### Work required
Every line with "label" in it must be copied from the data.

*-*-*

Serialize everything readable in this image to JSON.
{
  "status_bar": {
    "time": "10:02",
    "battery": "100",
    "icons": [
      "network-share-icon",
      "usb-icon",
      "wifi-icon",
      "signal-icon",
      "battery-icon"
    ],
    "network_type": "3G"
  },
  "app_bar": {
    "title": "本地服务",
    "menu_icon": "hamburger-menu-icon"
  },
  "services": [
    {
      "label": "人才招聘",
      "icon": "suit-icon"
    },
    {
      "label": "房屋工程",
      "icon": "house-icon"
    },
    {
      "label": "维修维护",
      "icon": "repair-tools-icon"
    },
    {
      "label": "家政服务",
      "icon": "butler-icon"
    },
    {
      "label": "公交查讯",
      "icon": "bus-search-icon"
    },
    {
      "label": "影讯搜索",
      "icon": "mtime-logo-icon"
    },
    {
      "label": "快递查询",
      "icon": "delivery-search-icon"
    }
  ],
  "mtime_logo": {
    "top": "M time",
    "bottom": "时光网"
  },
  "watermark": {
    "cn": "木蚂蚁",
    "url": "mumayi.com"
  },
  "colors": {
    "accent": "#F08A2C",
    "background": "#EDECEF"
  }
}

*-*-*

### Solution to the problem
      "label": "人才招聘",
      "label": "房屋工程",
      "label": "维修维护",
      "label": "家政服务",
      "label": "公交查讯",
      "label": "影讯搜索",
      "label": "快递查询",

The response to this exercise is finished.